UNTIL 26 SEPTEMBER 2010
Hacking the City is an innovative project which reacts to changing structures of public space, mobility, and communication in the city. The project is mainly focussed on Essen, European Capital of Culture Ruhr.2010. Participants are artists, web designers, practitioners of guerrilla communication, street artists, performers, and musicians.
Among these are: Boran Burchhardt, Peter Bux, Brad Downey, San Keller, Knowbotic Research, Christin Lahr, M+M, !Mediengruppe Bitnik, Richard Reynolds, Jörg Steinmann, Michelle Teran, Stefanie Trojan, Annette Wehrmann, V2A.net, Georg Winter. Further projects will be presented at the “Base Station” in the museum and on the website: www.hackingthecity.org.
How are public life, democratic culture, and modern resistance articulated in art? Which forms are used, which can be revived, which models can artists and activists follow? The practice of Cultural Hacking is increasingly adopted by artists (in the broadest sense) who act far away from the art market and exhibitions. Among the types of actions are strategies of Adbusting as well as Faking (or plagiarism), adding in and taking away (misappropriation), irritation and disruption,
forms of Hacktivism, flash mob actions, re-enactments, performances, sculpture in public space, concealed investigations, hidden actions, events directed via internet or mobile phones.
These are no longer confined to urban (exterior) space as a place of action and work, but also to the World Wide Web (websites, video platforms, power sellers, servers etc.).
Urban Hacking became increasingly widespread as an artistic practice in the 90s. Starting point for this artistic strategy were political, social, as well as purely creative themes. In America, Hacktivism was initially more visible than in Europe. Groups like Adbusters organized large campaigns against American companies and media conglomerates, challenged their fellow citizens’ consumer habits, or performed theatre pieces in front of security cameras.
In Europe, too, a cultural practice of subversive strategies has developed throughout different artistic genres and generations.

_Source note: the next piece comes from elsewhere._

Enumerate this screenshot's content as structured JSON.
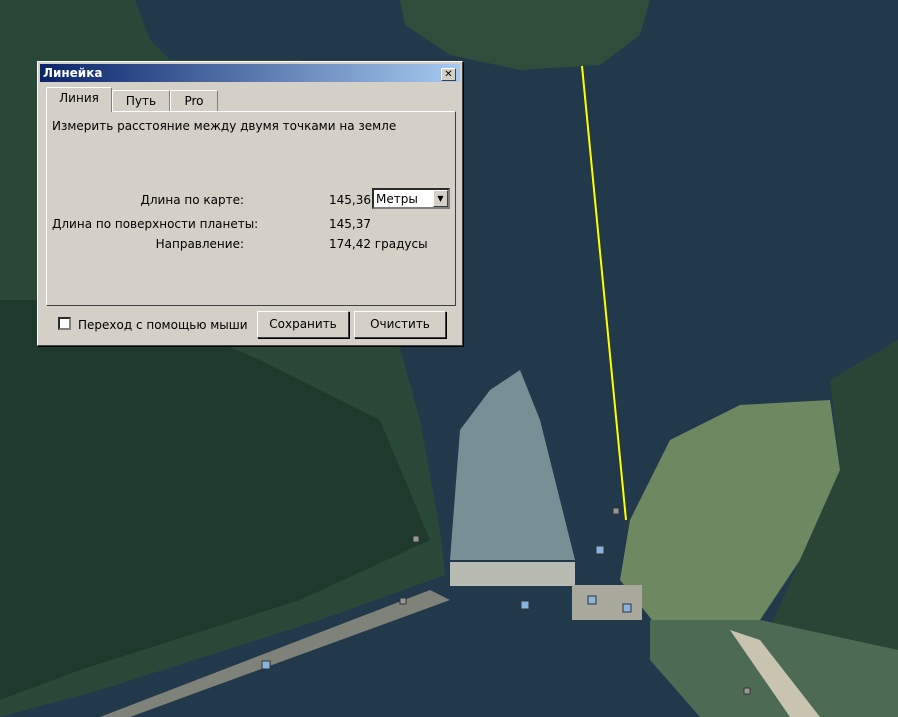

These strategies follow the logic of hackers: entering into other systems, finding their way around, and then introducing applications that change or expand that system’s limits and utility.
But who hacks, and who is hacked? While numerous successful hacking attacks in the 90s disclosed the vulnerability of the economic and political structures of the Net, there is today a growing discourse about strategies of invisibility and retreat strategies such as “turn-off”-movements.
Hacking the City is hence also about the history of failure at, and in the public space. Curator: Sabine Maria Schmidt. A reader will be published by Steidl Verlag, Göttingen (December 2010).